> **Dataset excerpts**:
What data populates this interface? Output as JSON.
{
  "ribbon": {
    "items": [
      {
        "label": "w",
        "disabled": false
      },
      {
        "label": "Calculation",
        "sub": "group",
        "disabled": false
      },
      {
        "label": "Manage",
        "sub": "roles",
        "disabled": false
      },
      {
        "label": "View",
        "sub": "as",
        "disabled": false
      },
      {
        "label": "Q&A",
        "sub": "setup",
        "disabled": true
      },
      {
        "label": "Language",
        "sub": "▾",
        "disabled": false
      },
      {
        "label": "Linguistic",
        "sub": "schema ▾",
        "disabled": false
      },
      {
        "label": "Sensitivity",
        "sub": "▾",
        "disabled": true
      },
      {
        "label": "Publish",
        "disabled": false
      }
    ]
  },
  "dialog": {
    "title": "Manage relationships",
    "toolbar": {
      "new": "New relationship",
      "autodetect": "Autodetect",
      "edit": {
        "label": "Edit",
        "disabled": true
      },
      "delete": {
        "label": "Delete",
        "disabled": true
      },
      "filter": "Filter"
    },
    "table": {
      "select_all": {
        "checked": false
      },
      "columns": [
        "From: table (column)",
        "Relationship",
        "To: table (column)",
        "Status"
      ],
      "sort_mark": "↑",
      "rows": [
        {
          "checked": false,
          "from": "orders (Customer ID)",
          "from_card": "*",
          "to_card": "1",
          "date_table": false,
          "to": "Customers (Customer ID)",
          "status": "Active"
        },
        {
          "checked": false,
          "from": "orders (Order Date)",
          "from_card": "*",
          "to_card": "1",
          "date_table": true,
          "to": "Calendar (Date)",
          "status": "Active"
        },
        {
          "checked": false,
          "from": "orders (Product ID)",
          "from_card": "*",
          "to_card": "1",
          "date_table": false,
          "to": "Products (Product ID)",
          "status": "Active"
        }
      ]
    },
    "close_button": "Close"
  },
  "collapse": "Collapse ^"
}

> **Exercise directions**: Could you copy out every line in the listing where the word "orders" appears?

> **Worked solution**:
          "from": "orders (Customer ID)",
          "from": "orders (Order Date)",
          "from": "orders (Product ID)",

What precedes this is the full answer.